Activity →
Scan the entries below and state how many lines contain "final". No other output.
*** Extracted records ***
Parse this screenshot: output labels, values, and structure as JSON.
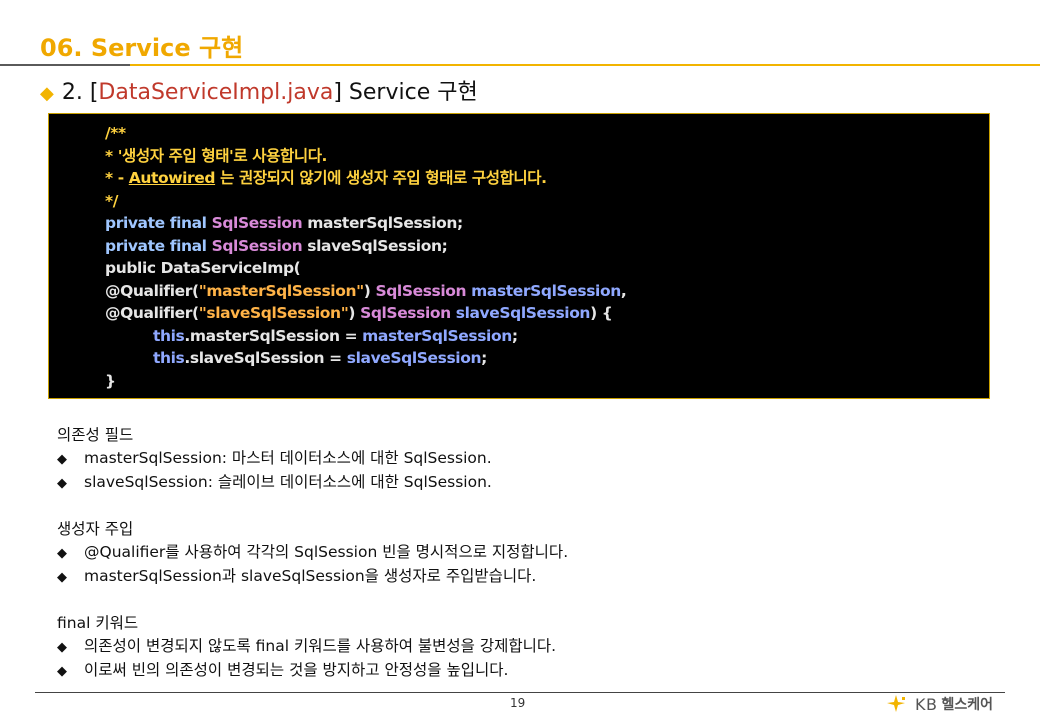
{
  "header": {
    "title": "06. Service 구현",
    "subtitle_prefix": "2. [",
    "subtitle_file": "DataServiceImpl.java",
    "subtitle_suffix": "] Service 구현"
  },
  "code": {
    "l1": "/**",
    "l2": "* '생성자 주입 형태'로 사용합니다.",
    "l3_pre": "* - ",
    "l3_link": "Autowired",
    "l3_post": " 는 권장되지 않기에 생성자 주입 형태로 구성합니다.",
    "l4": "*/",
    "l5_kw": "private final ",
    "l5_type": "SqlSession",
    "l5_name": " masterSqlSession;",
    "l6_kw": "private final ",
    "l6_type": "SqlSession",
    "l6_name": " slaveSqlSession;",
    "l7": "public DataServiceImp(",
    "l8_anno": "@Qualifier(",
    "l8_str": "\"masterSqlSession\"",
    "l8_close": ") ",
    "l8_type": "SqlSession",
    "l8_param": " masterSqlSession",
    "l8_end": ",",
    "l9_anno": "@Qualifier(",
    "l9_str": "\"slaveSqlSession\"",
    "l9_close": ") ",
    "l9_type": "SqlSession",
    "l9_param": " slaveSqlSession",
    "l9_end": ") {",
    "l10_this": "this",
    "l10_field": ".masterSqlSession = ",
    "l10_val": "masterSqlSession",
    "l10_end": ";",
    "l11_this": "this",
    "l11_field": ".slaveSqlSession = ",
    "l11_val": "slaveSqlSession",
    "l11_end": ";",
    "l12": "}"
  },
  "sections": [
    {
      "title": "의존성 필드",
      "bullets": [
        "masterSqlSession: 마스터 데이터소스에 대한 SqlSession.",
        "slaveSqlSession: 슬레이브 데이터소스에 대한 SqlSession."
      ]
    },
    {
      "title": "생성자 주입",
      "bullets": [
        "@Qualifier를 사용하여 각각의 SqlSession 빈을 명시적으로 지정합니다.",
        "masterSqlSession과 slaveSqlSession을 생성자로 주입받습니다."
      ]
    },
    {
      "title": "final 키워드",
      "bullets": [
        "의존성이 변경되지 않도록 final 키워드를 사용하여 불변성을 강제합니다.",
        "이로써 빈의 의존성이 변경되는 것을 방지하고 안정성을 높입니다."
      ]
    }
  ],
  "bullet_glyph": "◆",
  "footer": {
    "page_number": "19",
    "logo_kb": "KB",
    "logo_text": "헬스케어"
  },
  "colors": {
    "accent": "#f0a800",
    "file_name": "#c0392b",
    "code_bg": "#000000"
  }
}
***
Completed task →
4